I think Luvu has shown enough to earn some kind of extension, regardless and, if they can get Luvu back, he and Shaq Thompson could form a nice duo, or he could continue to play his somewhat jack-of-all trades role. 

Photo Credit: Chanelle Smith-Walker/Carolina Panthers

Cam Newton

It is great to have Cam Newton back, even if he’s not close to the player he was in his prime. As expected, Cam has been a rushing machine, scoring a touchdown on the ground in each of his four appearances and there have been flashes of the good old days through the air, but a terrible offensive line and lack of experience with the playbook have been part of a struggle filled experience for Cam. I’m also not convinced that the laser rocket arm is still there either.

At the very least, Newton deserves to get backup money or be in Charlotte as a bridge gap to the 2023 class. Bad things have been said about much of the QB class for next season, so the Panthers picked the wrong time to be on pace for another top 10 draft pick. 

The reason I have Cam this low is we need to see more in these last four games so we can decide whether he belongs or not, but will Matt Rhule have the patience to do so?

Photo Credit: Chanelle Smith-Walker/Carolina Panthers

Donte Jackson

Donte Jackson’s tenure in Charlotte has not been all bad, but I’m afraid it hasn’t been enough to warrant a second contract. He has impressive athleticism and a knack for making plays on the ball, but his health and tendency to get burnt at times don’t scream CB1 money.

With Jaycee Horn, AJ Bouye, Keith Taylor and CJ Henderson under contract, I just don’t see any room for the soon-to-be free agent either, especially if they do go after Gilmore.

Photo Credit: Chanelle Smith-Walker

Matt Paradis

I feel ill talking about the Panthers offensive line to any degree. Not only is it one of the worst lines in the league, but the injuries and constant shuffling of the interior have made for unpleasant pockets.

Matt Paradis was signed in 2019 to become part of the bread and butter of the Panther’s interior line and, after a poor first season, has been fairly solid if largely unremarkable for them over the past two seasons. However, the 32-year old tore his ACL this season and his return would only make sense if the Panthers feel that their existing options are poor enough to be trusted to see the field under any circumstances.

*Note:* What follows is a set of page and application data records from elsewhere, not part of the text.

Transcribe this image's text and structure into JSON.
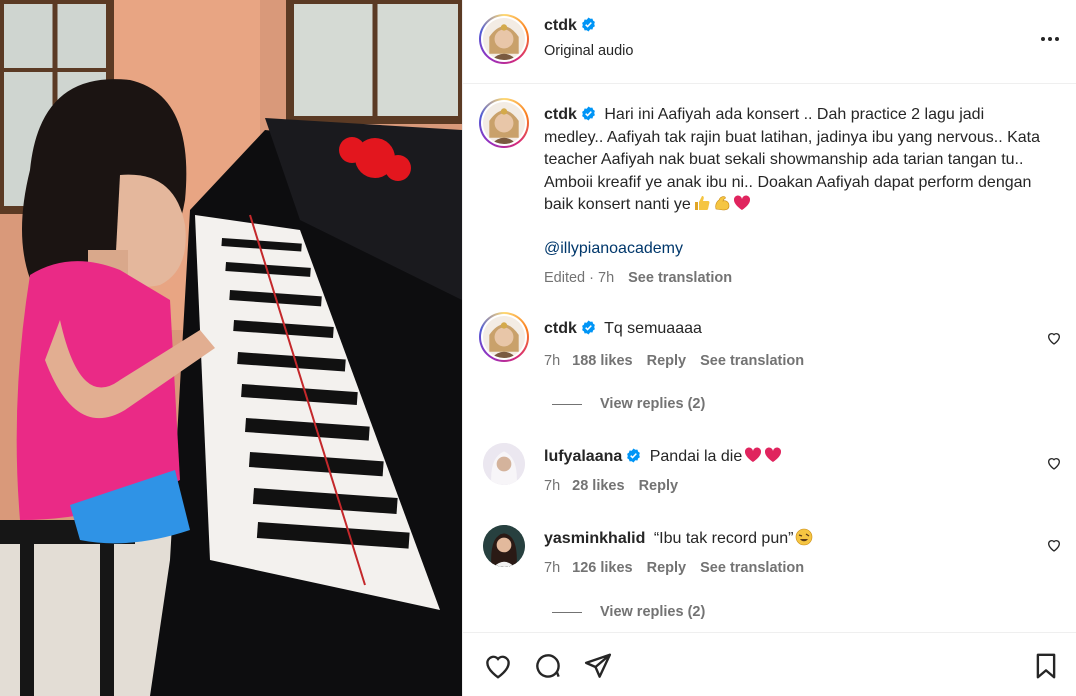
{
  "post": {
    "username": "ctdk",
    "audio": "Original audio",
    "caption": "Hari ini Aafiyah ada konsert .. Dah practice 2 lagu jadi medley.. Aafiyah tak rajin buat latihan, jadinya ibu yang nervous.. Kata teacher Aafiyah nak buat sekali showmanship ada tarian tangan tu.. Amboii kreafif ye anak ibu ni.. Doakan Aafiyah dapat perform dengan baik konsert nanti ye",
    "mention": "@illypianoacademy",
    "edited": "Edited · 7h",
    "see_translation": "See translation"
  },
  "comments": [
    {
      "username": "ctdk",
      "text": "Tq semuaaaa",
      "time": "7h",
      "likes": "188 likes",
      "reply": "Reply",
      "see_translation": "See translation",
      "view_replies": "View replies (2)"
    },
    {
      "username": "lufyalaana",
      "text": "Pandai la die",
      "time": "7h",
      "likes": "28 likes",
      "reply": "Reply"
    },
    {
      "username": "yasminkhalid",
      "text": "“Ibu tak record pun”",
      "time": "7h",
      "likes": "126 likes",
      "reply": "Reply",
      "see_translation": "See translation",
      "view_replies": "View replies (2)"
    }
  ],
  "icons": {
    "verified_color": "#0095f6",
    "heart_emoji_color": "#e0245e",
    "link_color": "#00376b",
    "muted_text_color": "#737373"
  }
}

Johnny K
Contributor
In addition to The Riot Report, Johnny Kinsley writes for The Phinsider, Dynasty League Football, and 49ers Hub. He is a devoted member of the Church of Curtis Samuel.